    Summer in Kentucky means it is hot, sticky and humid. I’m not particularly fond of either of the three but this summer is different.

    Experts say you can blame it on El Nino, or a period of warm seas that lasts for about three months.

    I’m mad at that El Nino because it’s his fault the tomatoes were late getting ripe.

  • Observations from the side of the road

    When my car started to shiver, I knew I was in trouble.

    I don’t have a good history with cars, blowing transmissions in my previous two cars. This time, I was heading south on U.S. 25 and felt the car shake. I was hoping that I could get the car back to Dry Ridge, but halfway up a hill, it stopped and I blocked the entire lane.

    In these situations, a person can learn a lot about themselves and about the people around them.

  • Trooper Island gives children a chance

    Dear Kentucky State Trooper; this column allows Ken Stone one of the following: free roll through stop sign; speeding up to 40 miles over the limit; or one free hand gesturing road rage incident involving others lack of ability to merge.

    I’m hoping that the trooper will only read the paragraph above, say, “OK” and send me on my way. Let me explain why I should receive the above, and possibly you too.

  • Tales from an intern

    Ferris Bueller said, “Life moves pretty fast. If you don’t stop and look around once in a while, you could miss it.”

    I’ve seen that come true this summer. The only way I can think to write my last column is to stop, look around and share a few ‘snapshots’ from my internship with you.

    My first week as an intern I was assigned an economy story. Jamie told me to see what I could get out of locals dealing with the economy and how it’s affecting them personally.

  • Amazing youth bring change to county

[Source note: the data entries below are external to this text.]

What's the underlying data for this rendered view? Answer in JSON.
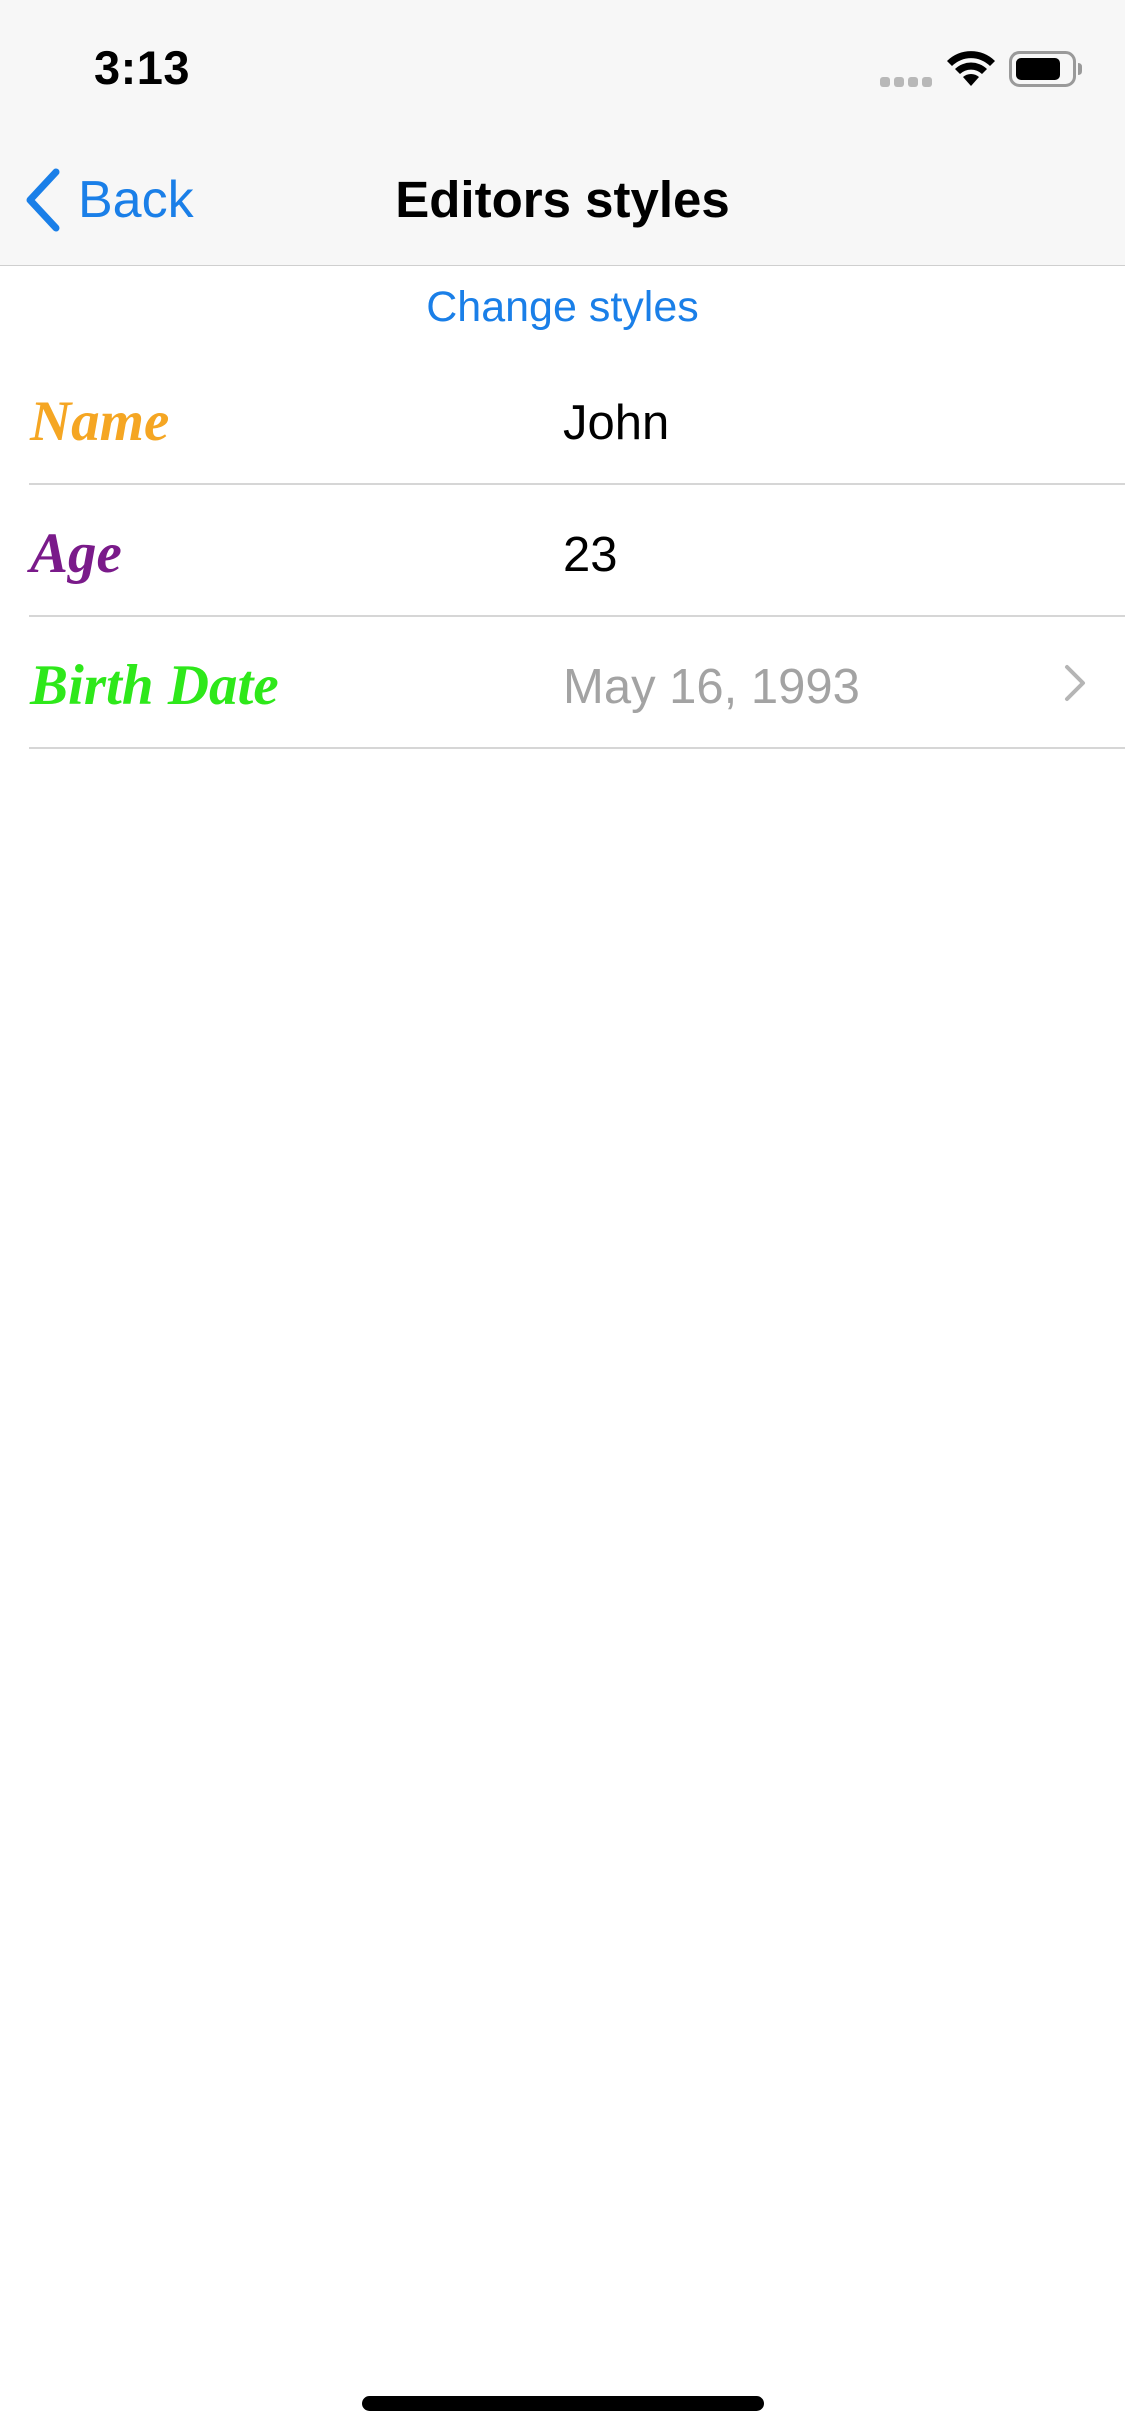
{
  "status_bar": {
    "time": "3:13"
  },
  "nav": {
    "back_label": "Back",
    "title": "Editors styles"
  },
  "actions": {
    "change_styles": "Change styles"
  },
  "form": {
    "rows": [
      {
        "label": "Name",
        "label_color": "#f5a623",
        "value": "John",
        "value_style": "normal"
      },
      {
        "label": "Age",
        "label_color": "#7a1a8a",
        "value": "23",
        "value_style": "normal"
      },
      {
        "label": "Birth Date",
        "label_color": "#2ee81a",
        "value": "May 16, 1993",
        "value_style": "placeholder",
        "disclosure": "chevron-right-icon"
      }
    ]
  },
  "colors": {
    "accent": "#1a7fe8",
    "nav_background": "#f7f7f7",
    "placeholder": "#a3a3a3"
  },
  "icons": {
    "back": "chevron-left-icon",
    "signal": "cellular-signal-icon",
    "wifi": "wifi-icon",
    "battery": "battery-icon"
  }
}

    Some people simply amaze me.

    People who drive 20 miles under the speed limit while traffic backs up for miles.

    Celebrities who believe their political opinion means more than anyone else who has a vote.

    Parents who do not care to pay enough attention to their kids and their safety.

    The list of my pet peeves is endless.

    However, two weeks ago I witnessed acts of kindness all over Grant County that amazed me in a positive way more than anything I’ve seen in awhile.

  • This is an American issue

    When people seek to exploit economic, social, or other ills for purely political purposes the result is inevitably a skewed, oversimplified analysis of the problem, its causes and potential solutions. Such was the case with a recent column that contemptuously mocked the efforts of conservatives – republicans, democrats, and independents alike – to stem the rapidly rising tide of government intervention, control and spending.

  • Gone, but not forgotten

    Grant County lost two lovely ladies last week.

    Miss Della Jones and Mrs. Geneva (Mam-maw) Hutchison were a lot a like.

    Miss Della, Grant County’s oldest resident at 106, was a joy to be around. She had the most beautiful smile that managed to light up her dark eyes. She was soft spoken and genteel, but when she did speak, her words carried a lot of wisdom and thought.

    I first met Miss Della when she turned 100. That interview was one I’ll never forget because she was such a character. I spent an enjoyable afternoon talking with her about her life.

  • What really was said

    I usually do not answer a squeaky wheel, but when one complains about a “ludicrous mix of disinformation, misinformation” and then uses the press to mislead the public, I just can’t help but to get out the can of oil. Bill Adkins’ rants about the Tea Party in last week’s Grant County News and like any good liberal, he uses smoke screens in the form of attacks on the previous administration to hide the devastating policies of the current liberal administration.